> _TASK OBJECTIVE_
Make an exact copy of all the entries shown below.

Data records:
____
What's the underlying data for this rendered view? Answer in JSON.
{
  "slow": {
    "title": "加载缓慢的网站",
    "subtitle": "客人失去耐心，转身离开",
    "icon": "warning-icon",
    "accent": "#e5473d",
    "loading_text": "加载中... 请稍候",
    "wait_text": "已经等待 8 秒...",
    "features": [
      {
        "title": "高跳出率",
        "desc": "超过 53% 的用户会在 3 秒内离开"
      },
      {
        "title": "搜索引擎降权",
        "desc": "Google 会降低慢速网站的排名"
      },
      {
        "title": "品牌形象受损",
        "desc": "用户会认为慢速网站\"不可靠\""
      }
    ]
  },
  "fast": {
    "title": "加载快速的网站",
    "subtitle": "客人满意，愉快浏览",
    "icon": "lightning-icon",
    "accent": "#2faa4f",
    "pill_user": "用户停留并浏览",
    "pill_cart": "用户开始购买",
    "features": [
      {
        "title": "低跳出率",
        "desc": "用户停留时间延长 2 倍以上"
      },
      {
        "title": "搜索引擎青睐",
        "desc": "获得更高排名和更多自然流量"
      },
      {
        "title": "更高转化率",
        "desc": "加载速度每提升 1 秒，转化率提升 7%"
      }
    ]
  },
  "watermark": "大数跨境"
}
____
> _YOUR SOLUTION_
What's the underlying data for this rendered view? Answer in JSON.
{
  "slow": {
    "title": "加载缓慢的网站",
    "subtitle": "客人失去耐心，转身离开",
    "icon": "warning-icon",
    "accent": "#e5473d",
    "loading_text": "加载中... 请稍候",
    "wait_text": "已经等待 8 秒...",
    "features": [
      {
        "title": "高跳出率",
        "desc": "超过 53% 的用户会在 3 秒内离开"
      },
      {
        "title": "搜索引擎降权",
        "desc": "Google 会降低慢速网站的排名"
      },
      {
        "title": "品牌形象受损",
        "desc": "用户会认为慢速网站\"不可靠\""
      }
    ]
  },
  "fast": {
    "title": "加载快速的网站",
    "subtitle": "客人满意，愉快浏览",
    "icon": "lightning-icon",
    "accent": "#2faa4f",
    "pill_user": "用户停留并浏览",
    "pill_cart": "用户开始购买",
    "features": [
      {
        "title": "低跳出率",
        "desc": "用户停留时间延长 2 倍以上"
      },
      {
        "title": "搜索引擎青睐",
        "desc": "获得更高排名和更多自然流量"
      },
      {
        "title": "更高转化率",
        "desc": "加载速度每提升 1 秒，转化率提升 7%"
      }
    ]
  },
  "watermark": "大数跨境"
}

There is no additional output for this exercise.